— Production poster
A MIDSUMMER’S NIGHT DREAM
If you like your Shakespeare boisterous, if you like athleticism on stage to take precedence over thoughtful delivery of text—with token zombies tossed in for good measure—this rambunctious rendering of A Midsummer’s Night Dream, as directed by Scott Bellis, is just the ticket.
The conceit that Bottom and Puck and Oberon and Hermia have all been transported to Transylvania allows for some charming costume design from Naomi Sider and there’s a dazzling opening number that elevates expectations, so only a party-pooper would suggest that a vampirical theme is expendable whimsy. Nobody can say for certain that Shakespeare himself might not have approved.
The considerable choreography of Tara Cheyenne Friendenberg generates a carnival atmosphere with minimal technology. It’s indicative of this production’s resolve to entertain that the audience rewarded the energetic cast with spontaneous applause once—and that was in response to a fight scene when Lauren Jackson as Hermia proudly exits victorious with the aplomb of a WWF winner.
Casting must be uneven when you are assigning so many roles to a limited pool of players. Invariably at Studio 58, someone who has excelled in a previous production can appear lost in the next play; some inappropriate roles appear as cumbersome as ill-fitting clothes. No need for elaboration.
There are enough highlights to err on the side of generosity. Invariably the self-glorifying Bottom is the plum role, but we’ve seen it done so many times that it’s hard to make it fresh. Erik Gow manages to ham it up with his own style of brash comedy, adding some delightful donkey winnowing in his voice. He is impressive throughout, avoiding turning Bottom into a vaudeville freak show.
Both female love interests, the aforementioned Jackson as Hermia and Siona Gareau-Brennan, gather strength and poise, but this production’s lack of convincing coupledom is perhaps its main weakness. Only Anthea Morritt as Titania and Dominic Duchesne as Oberon appear as a credible match.
Duchesne’s Oberon is the most watchable performance. Whether he’s hanging upside down on a rope or bellowing instructions, it’s his physicality that impresses more than any aptitude for text. The sprightly Lili Beaudoin as his mischievous Puck is the perfect counterpart; acrobatic and otherworldly, like a circus performer rather than an actor.

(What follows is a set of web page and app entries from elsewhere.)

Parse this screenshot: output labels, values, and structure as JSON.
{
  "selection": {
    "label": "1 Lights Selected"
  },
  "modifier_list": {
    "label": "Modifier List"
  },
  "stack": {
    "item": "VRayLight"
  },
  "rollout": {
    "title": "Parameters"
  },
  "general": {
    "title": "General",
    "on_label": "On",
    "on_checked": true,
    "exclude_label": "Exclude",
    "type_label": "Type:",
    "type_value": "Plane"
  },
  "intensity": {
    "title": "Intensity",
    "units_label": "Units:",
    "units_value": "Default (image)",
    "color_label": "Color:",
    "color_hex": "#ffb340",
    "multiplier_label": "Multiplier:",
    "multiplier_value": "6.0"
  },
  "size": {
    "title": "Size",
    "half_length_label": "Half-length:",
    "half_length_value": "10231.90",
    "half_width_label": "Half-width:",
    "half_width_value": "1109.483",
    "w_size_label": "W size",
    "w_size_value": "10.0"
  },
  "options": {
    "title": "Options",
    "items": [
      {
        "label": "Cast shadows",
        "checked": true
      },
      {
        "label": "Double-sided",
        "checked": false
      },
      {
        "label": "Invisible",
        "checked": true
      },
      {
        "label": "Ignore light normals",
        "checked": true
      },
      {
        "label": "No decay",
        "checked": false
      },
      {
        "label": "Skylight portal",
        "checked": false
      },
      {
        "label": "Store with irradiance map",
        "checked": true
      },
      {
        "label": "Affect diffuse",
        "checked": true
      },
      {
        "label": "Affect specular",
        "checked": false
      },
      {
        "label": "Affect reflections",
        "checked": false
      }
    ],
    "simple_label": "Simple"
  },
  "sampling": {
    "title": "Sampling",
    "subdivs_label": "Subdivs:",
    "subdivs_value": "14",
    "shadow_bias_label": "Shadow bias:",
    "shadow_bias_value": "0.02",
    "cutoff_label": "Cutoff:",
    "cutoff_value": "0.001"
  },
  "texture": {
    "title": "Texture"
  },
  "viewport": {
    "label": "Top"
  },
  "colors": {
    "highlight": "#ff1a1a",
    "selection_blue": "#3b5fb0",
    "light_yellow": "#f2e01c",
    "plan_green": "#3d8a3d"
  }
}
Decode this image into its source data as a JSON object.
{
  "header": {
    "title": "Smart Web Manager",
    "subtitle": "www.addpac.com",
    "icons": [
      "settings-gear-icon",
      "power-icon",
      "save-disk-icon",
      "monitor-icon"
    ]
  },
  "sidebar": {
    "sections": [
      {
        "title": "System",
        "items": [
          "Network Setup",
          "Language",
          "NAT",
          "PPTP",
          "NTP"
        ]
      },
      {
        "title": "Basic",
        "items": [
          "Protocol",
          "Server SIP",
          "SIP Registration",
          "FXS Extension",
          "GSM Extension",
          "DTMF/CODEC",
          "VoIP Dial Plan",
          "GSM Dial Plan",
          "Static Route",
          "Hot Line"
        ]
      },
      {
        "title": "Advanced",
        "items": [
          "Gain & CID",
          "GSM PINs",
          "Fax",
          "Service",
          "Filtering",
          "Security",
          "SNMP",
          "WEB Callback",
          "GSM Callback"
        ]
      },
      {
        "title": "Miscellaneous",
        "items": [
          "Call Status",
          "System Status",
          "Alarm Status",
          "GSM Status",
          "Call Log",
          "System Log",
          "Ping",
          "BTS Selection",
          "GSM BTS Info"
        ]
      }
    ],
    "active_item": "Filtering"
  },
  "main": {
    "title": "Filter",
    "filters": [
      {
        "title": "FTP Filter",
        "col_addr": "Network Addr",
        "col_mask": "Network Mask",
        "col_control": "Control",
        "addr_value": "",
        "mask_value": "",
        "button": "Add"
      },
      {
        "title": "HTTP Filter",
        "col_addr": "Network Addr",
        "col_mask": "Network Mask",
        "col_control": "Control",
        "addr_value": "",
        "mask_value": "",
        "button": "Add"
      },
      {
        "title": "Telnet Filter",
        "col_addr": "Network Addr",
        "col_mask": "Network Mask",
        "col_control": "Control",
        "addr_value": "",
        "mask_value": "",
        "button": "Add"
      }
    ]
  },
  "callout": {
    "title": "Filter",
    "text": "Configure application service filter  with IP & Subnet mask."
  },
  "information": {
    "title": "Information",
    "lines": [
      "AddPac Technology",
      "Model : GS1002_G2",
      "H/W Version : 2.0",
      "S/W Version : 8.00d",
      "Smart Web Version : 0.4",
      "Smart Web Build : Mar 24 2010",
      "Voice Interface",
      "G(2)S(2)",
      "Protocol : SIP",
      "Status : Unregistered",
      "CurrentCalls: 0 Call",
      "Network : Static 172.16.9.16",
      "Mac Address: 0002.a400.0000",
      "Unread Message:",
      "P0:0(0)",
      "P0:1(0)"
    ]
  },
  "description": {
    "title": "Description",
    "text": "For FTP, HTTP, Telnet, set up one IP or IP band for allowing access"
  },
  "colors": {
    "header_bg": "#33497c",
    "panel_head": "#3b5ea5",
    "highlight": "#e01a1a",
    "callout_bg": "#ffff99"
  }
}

A Midsummer’s Night’s Dream has been done to death, so maybe it makes some sort of ghoulish sense to revive it in the woods of the Carpathian Mountains, but this rendition could do with less fighting and more kissing. Cupid is a knavish lad. Thus to make poor females mad. It’s a story of convoluted plot lines, but we have to care about the romance nonetheless; if we only accentuate the comedy, and dispense with any concern for sexual chemistry, it verges on slapstick.